§ **Problem requirements**: For the entries below, work out how many lines contain the string "Settings" and write only the number.

(Page and application data records)
*** Begin section ***
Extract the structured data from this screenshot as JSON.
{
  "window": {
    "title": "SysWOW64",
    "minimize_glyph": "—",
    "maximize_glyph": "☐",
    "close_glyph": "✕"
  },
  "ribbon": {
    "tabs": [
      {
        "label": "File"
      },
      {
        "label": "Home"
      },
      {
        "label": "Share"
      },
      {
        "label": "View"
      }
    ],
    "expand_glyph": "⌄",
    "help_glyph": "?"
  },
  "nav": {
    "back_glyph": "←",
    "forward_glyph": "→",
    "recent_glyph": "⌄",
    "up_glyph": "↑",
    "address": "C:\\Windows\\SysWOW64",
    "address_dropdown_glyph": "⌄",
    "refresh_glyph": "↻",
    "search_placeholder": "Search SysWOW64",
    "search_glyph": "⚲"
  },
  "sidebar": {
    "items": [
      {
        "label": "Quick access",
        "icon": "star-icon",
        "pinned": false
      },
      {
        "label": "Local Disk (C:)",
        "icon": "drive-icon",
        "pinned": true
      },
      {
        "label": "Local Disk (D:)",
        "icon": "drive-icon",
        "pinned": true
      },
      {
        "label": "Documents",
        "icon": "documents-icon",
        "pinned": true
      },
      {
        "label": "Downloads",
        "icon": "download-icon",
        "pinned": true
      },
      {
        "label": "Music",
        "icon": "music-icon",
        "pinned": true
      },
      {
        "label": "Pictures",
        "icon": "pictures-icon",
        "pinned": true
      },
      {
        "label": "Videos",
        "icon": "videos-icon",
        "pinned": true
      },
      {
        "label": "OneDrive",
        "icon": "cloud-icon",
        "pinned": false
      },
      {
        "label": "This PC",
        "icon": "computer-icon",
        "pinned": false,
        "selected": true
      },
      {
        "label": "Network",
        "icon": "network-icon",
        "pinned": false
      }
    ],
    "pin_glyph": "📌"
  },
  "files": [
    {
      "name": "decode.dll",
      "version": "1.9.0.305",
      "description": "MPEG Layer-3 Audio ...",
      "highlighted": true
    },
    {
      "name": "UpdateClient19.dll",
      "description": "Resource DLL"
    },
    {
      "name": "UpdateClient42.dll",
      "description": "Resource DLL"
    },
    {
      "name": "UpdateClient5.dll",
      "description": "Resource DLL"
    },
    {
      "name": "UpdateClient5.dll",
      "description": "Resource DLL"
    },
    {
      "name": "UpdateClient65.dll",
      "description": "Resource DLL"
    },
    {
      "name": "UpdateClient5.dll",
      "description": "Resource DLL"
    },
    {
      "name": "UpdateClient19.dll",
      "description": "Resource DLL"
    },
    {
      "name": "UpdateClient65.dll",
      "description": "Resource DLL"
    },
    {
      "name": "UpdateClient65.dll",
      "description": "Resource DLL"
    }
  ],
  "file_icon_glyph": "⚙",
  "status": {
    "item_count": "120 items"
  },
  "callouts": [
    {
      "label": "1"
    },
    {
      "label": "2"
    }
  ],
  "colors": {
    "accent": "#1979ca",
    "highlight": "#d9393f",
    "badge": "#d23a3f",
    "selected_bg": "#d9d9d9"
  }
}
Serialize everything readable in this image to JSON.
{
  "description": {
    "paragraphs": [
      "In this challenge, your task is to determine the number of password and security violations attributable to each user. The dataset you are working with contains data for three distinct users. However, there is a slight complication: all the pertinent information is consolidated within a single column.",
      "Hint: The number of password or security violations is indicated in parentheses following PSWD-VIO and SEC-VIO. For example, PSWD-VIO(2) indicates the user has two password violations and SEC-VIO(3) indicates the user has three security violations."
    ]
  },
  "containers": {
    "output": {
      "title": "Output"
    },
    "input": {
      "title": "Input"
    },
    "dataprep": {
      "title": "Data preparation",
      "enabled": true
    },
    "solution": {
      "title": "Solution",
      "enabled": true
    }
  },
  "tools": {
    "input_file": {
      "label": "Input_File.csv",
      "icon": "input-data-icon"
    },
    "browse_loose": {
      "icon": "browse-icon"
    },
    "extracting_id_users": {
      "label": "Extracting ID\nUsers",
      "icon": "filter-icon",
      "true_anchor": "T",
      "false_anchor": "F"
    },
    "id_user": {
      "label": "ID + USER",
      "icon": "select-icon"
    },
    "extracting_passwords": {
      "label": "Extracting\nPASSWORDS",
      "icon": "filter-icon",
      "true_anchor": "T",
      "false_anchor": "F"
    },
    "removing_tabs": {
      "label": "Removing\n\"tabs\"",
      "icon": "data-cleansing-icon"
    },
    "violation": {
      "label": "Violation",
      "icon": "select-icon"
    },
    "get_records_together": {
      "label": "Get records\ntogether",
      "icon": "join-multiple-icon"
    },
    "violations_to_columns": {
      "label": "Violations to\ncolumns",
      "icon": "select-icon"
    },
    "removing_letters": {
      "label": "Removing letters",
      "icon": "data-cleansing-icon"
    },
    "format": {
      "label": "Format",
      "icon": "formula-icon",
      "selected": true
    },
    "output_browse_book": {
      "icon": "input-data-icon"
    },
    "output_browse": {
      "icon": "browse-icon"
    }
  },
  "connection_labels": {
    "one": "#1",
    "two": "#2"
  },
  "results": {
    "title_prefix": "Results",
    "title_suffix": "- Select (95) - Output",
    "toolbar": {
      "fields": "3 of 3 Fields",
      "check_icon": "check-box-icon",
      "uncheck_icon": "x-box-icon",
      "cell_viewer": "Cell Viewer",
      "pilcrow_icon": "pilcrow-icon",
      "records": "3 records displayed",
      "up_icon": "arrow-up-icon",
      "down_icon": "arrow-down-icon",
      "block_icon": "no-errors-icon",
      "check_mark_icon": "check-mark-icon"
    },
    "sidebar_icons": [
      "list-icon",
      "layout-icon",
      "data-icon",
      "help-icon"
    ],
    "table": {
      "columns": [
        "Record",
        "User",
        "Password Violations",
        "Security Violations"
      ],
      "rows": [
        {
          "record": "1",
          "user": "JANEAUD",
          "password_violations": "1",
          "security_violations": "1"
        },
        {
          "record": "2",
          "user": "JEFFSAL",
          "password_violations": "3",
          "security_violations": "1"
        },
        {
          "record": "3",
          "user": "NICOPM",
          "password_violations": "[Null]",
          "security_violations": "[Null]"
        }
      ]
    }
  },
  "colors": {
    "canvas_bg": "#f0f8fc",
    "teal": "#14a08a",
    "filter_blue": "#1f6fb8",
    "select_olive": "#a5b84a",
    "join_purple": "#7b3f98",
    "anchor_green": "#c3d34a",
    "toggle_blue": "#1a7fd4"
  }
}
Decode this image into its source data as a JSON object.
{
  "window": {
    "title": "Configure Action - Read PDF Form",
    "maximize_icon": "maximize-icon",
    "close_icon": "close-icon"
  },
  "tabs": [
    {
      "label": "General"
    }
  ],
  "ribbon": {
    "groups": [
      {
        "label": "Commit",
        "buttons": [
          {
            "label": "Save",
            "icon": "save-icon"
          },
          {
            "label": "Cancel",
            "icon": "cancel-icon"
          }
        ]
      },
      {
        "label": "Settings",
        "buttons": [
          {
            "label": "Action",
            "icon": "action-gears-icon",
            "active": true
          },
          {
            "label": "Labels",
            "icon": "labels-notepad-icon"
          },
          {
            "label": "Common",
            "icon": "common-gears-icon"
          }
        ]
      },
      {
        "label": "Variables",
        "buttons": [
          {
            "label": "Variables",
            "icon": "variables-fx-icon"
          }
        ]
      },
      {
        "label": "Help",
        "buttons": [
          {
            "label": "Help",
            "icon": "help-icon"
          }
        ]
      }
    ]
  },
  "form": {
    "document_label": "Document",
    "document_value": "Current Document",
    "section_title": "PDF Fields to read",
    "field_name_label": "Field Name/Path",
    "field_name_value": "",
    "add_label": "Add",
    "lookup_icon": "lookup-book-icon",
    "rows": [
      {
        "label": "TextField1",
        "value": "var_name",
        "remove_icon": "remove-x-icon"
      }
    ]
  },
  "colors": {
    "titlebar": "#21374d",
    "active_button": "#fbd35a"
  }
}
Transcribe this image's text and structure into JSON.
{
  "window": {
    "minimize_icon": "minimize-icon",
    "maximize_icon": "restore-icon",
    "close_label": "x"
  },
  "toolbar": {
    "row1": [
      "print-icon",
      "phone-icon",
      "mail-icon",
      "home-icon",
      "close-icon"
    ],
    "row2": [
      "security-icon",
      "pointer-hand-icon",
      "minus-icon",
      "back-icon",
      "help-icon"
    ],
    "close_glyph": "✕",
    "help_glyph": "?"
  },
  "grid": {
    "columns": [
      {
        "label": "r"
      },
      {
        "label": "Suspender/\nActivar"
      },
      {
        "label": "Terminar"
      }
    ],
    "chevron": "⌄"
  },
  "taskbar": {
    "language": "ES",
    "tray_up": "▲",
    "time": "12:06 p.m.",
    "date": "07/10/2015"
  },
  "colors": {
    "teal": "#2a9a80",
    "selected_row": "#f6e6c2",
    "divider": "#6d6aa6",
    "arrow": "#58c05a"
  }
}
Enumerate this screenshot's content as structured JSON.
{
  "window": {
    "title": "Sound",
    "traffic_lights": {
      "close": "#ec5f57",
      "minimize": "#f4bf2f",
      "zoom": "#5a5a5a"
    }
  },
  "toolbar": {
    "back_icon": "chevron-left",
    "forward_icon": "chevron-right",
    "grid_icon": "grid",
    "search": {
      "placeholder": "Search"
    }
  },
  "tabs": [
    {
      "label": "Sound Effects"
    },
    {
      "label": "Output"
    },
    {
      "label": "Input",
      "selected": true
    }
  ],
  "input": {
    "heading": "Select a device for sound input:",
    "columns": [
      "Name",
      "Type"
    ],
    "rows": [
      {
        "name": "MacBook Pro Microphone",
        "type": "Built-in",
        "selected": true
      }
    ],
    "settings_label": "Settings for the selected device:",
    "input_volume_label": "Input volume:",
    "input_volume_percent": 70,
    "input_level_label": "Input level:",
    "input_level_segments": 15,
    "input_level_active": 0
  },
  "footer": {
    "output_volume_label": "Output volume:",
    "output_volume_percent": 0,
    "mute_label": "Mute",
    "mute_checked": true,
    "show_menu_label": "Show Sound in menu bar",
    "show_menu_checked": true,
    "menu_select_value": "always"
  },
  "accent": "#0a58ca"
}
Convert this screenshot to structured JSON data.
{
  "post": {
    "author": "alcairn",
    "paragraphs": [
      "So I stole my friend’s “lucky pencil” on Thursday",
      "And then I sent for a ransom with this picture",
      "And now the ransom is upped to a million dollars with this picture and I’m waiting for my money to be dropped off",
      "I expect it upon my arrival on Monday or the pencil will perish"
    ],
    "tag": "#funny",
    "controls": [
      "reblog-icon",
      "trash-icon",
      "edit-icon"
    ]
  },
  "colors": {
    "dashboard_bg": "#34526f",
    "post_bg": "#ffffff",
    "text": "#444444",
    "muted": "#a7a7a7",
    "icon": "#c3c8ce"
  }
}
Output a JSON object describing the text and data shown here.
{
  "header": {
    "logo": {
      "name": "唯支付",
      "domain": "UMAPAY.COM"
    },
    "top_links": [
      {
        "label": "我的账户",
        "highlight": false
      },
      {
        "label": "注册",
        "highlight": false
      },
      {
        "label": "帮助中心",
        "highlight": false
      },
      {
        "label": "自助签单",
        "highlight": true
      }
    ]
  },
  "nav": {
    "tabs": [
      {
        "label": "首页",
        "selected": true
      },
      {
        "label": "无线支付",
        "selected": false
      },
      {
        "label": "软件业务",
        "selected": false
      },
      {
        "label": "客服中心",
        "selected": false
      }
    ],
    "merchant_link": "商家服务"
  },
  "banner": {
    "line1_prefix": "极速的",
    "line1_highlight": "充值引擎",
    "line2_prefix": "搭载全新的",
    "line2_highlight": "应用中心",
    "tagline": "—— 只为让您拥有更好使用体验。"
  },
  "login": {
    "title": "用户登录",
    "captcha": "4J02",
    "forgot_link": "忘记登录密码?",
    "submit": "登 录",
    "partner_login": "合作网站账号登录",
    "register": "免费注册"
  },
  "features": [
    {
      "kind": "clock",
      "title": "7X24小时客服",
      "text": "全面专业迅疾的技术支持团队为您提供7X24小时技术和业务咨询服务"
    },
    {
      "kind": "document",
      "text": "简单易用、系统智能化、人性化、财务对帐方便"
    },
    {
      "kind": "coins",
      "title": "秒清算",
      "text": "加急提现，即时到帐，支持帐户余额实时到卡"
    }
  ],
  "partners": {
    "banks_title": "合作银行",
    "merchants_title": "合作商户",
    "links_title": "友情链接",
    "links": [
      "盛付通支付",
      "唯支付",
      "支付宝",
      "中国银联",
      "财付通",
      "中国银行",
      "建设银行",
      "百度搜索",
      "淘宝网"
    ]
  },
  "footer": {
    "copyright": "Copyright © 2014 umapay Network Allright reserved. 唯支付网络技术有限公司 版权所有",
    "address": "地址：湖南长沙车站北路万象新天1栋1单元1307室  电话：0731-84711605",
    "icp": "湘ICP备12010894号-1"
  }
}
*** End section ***
§ **Answer for this exercise**: 2